As if finding a spot wasn’t tough enough!
Residents of Stryker Court in Gravesend are fuming that the city cut the block’s on-street parking spaces in half overnight without any warning. The Department of Transportation put up “no standing” signs on the one side of the road between Stryker and W. First streets about three weeks ago, because someone complained that emergency vehicles cannot navigate the narrow byway, according officials. But locals say it has never been a problem in the past, and they need their parking spaces back.
“Stryker Court has had parking on both sides for over 75 years. How did Stryker Court alone become too narrow overnight?” said Ronald Sartini, who has lived on the block for 42 years. “The parking spaces on Stryker Court are used by these homeowners, their tenants, visitors to these homes. This move is a major life change for these people. All these people need to park their cars somewhere.”
The Department of Transportation did not respond to multiple questions about its reasoning, but the head of the local community board said an area resident complained that an ambulance could not get through, and then transit workers decided that the block was too narrow for parking on both sides.
“This was a safety issue. An ambulance was having a hard time exiting the street, DOT measured, and the street is too narrow to accommodate moving traffic and both sides parking,” said Community Board 15 chairwoman Theresa Scavo.
But even the block’s elderly residents are more concerned about having a place to park than an ambulance not reaching them, according to one senior.
“That’s a lie, very seldom do we get an ambulance. That was never the problem,” said Eleanor Molinari, 90, who has mobility issues and relies on being able to find parking near her home.
The city thoroughly reviewed the block before making the changes, a Department of Transportation spokeswoman said.

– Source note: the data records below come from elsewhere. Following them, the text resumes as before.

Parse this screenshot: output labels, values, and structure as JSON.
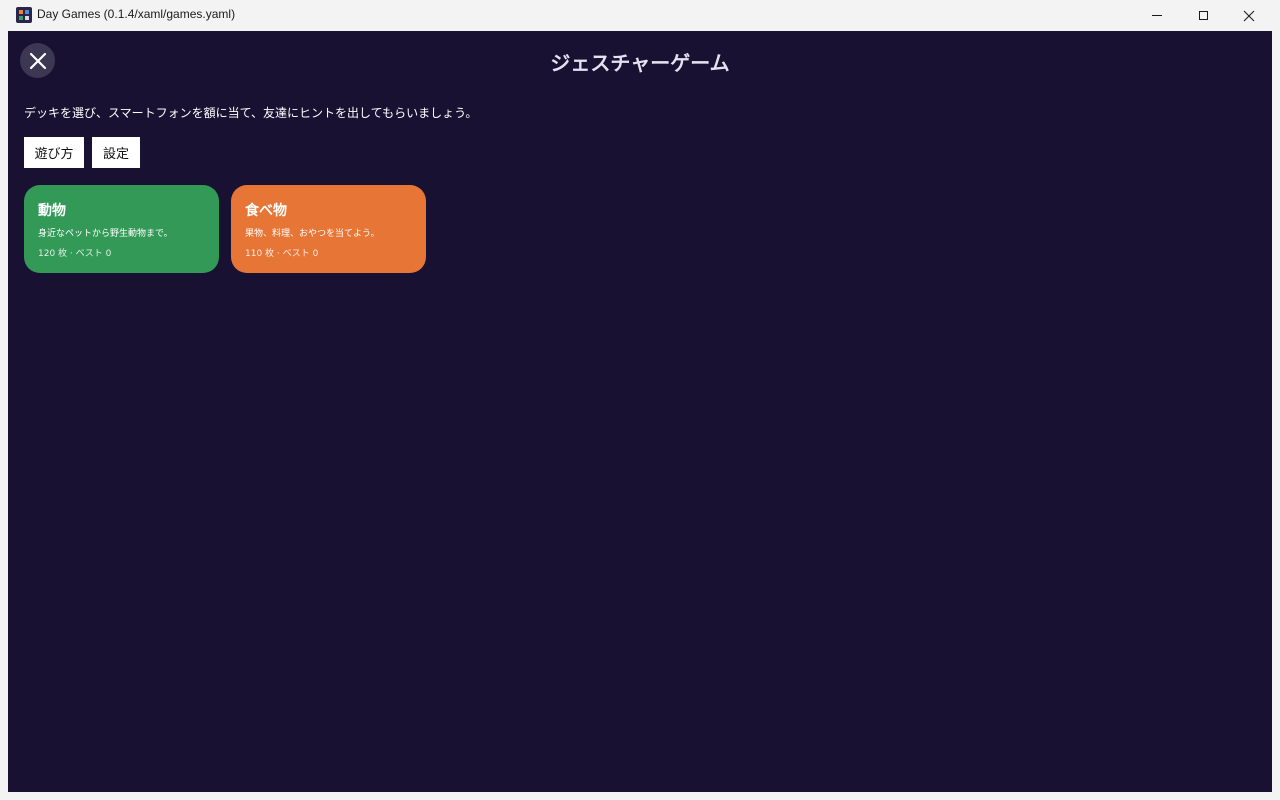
{
  "window": {
    "title": "Day Games (0.1.4/xaml/games.yaml)",
    "icon": "app-grid-icon",
    "controls": [
      "minimize-icon",
      "maximize-icon",
      "close-icon"
    ]
  },
  "header": {
    "close_icon": "close-x-icon",
    "title": "ジェスチャーゲーム"
  },
  "intro": {
    "text": "デッキを選び、スマートフォンを額に当て、友達にヒントを出してもらいましょう。"
  },
  "actions": {
    "howto_label": "遊び方",
    "settings_label": "設定"
  },
  "decks": [
    {
      "name": "動物",
      "description": "身近なペットから野生動物まで。",
      "stats": "120 枚 · ベスト 0",
      "color": "#339957"
    },
    {
      "name": "食べ物",
      "description": "果物、料理、おやつを当てよう。",
      "stats": "110 枚 · ベスト 0",
      "color": "#e77535"
    }
  ],
  "colors": {
    "background": "#181131",
    "close_button": "#3c3752",
    "title_text": "#e4e2f0"
  }
}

“The changes were made after a thorough review and analysis of the stretch. Parking still remains on the opposite side of the street,” she said. “If residents have concerns, they should reach out to their local community board or 311.”